The third annual TIAA-CREFF Money Matters survey was published earlier this week. I was not surprised by the results as described in the Executive Summary. About 65% of Americans are not at all interested in financial advice.
It is easy to understand the real reasons behind these numbers. I blame the investment advice industry and investment professionals for these dismal survey results.
The investment advisory industry promotes a “buy-and-hold” investment management strategy. Once an individual investor buys an investment product, the investment management firms promote a set-it-and-forget-it investment management strategy.
Where else in life does that work? Have you had more than one job in your career? Have you changed your health care strategy as you get older? Why on earth would your investments remain the same?
The economy, stock, and bond markets go through cycles. Just like careers and health. Changes need to always be made along the way.
Investment professionals can also be blamed for individual investor attitudes on financial advice. Pie charts and PowerPoint presentations should be banned forever. And so should glossy brochures.
Instead, individual investors need a reminder of the basic math involved in how much money and investment returns it costs them to diversify and asset allocate every year.

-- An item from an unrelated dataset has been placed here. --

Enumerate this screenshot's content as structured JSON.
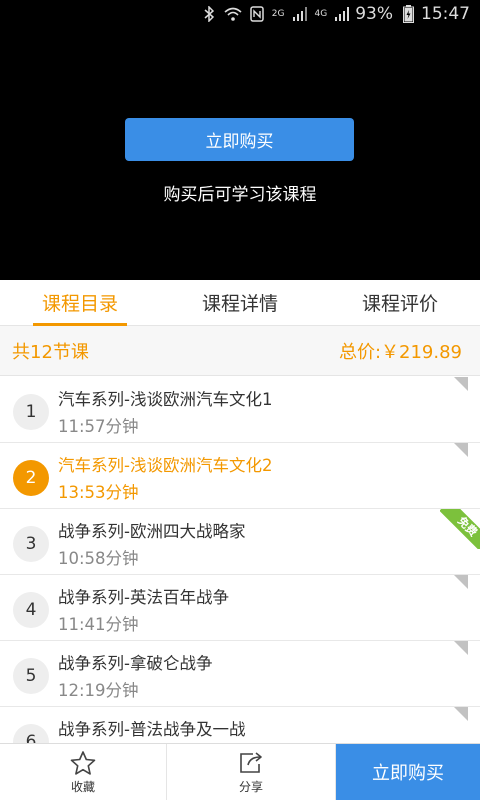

The investment advice industry and investment professionals owe American investors a better reason to pay for investment advice. Another buy-and-hold investment management strategy wrapped in a pie chart has turned individual investors off in a big way. Who can blame them?
Americans buy new cells phone and automobiles every few years. They want to get excited about something new. They also want to feel like they are getting their money’s worth in what they are paying big money to own.
This survey clearly states that Americans don’t feel that same way about paying for investment advice. They are not excited about it. And they certainly don’t think that they are getting what they are paying for.
For most individual investors a relationship with a investment advice professional is a good investment.
Lager & Company, Inc.